How education reform drives gentrification Stephanie Yao Long/The Oregonian/Landov Public school teachers in Portland, Ore., and their students are doing a victory lap. Nearly a year after unveiling a contract proposal that would have put the squeeze on the 2,900-member Portland Association of Teachers (PAT), the Portland School Board on March 3 approved a contract that acceded to virtually every demand from the teachers’ union. The board was acting as a stalking horse for corporate attacks on unions and public education nationwide. Only after 98 percent of the PAT voted to strike starting Feb. 20 — and students vowed to join the picket line — did the board blink. The deal is a big victory for the teachers’ union in a state where business interests, led by the Portland Business Alliance, call the shots on education policy. Most significant, the teachers helped expose the role of education reform in gentrifying the city, making it nearly impossible for every neighborhood to have a strong school. Test scores by ZIP code

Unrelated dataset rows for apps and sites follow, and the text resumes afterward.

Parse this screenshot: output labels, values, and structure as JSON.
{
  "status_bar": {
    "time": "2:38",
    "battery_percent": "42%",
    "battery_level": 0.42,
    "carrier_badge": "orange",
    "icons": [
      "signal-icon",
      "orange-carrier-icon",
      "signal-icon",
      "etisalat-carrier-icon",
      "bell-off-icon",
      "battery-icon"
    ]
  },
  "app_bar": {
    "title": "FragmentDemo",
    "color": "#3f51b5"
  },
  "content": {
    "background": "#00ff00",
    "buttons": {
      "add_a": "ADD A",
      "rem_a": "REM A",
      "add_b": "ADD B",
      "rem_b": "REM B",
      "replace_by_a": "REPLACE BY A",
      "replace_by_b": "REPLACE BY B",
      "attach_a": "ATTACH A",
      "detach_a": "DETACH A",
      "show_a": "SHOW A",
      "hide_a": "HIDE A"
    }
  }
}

Getting A Job Is Not The Purpose Of School The Purpose Of School by Terry Heick The idea of “work” is present in most modern educational discussion almost entirely under the terms “career readiness.” This itself is an interesting failure, as it implies that the purpose of schooling is to prepare a person for “a job.” And to many, this is head-slapping obvious, following the familiar pattern of going to school, getting a job, and paying the rent. What we call “being an adult.” On a practical level, this is true; life is about survival, and survival requires work. School vs Learning By calling it “school” (rather than learning), and “a job” (rather than work), we’re unwittingly creating a tone of drudgery and compliance that centers the institutions and their processes (grades, academic success and performance), and de-centers the end result (skills–>understanding–>creativity–>wisdom). Learning: Education:: Work: Job And because we’ve all had jobs that sucked, it’s easy to shrug it off as a necessary evil in life, but it’s not.
‘If only American teachers were smarter…’ ( Jonathon Rosen for The Washington Post ) Teachers. In this school reform era, they have been targeted as “the” problem for failing schools. Are they? By Jack Schneider If only American teachers were smarter. There’s a kind of logic to this argument. The proposed solution, then, is to recruit teachers with better grades from more prestigious schools. If only it were so simple. If assertions about the poor academic preparation of American teachers were accurate, the policy fix would be easy. Adequately educated though they may be, we could still work to select teachers from a more elite slice of college graduates. Yet consider the challenge of such a proposition. The first problem is scale. The second obvious problem is that of pay. But even if the costs were lower, there would still be cause for skepticism. It is not unreasonable to think that if a teacher with a B average from a good college is sufficient, a teacher with an A average from the Ivy League must be better.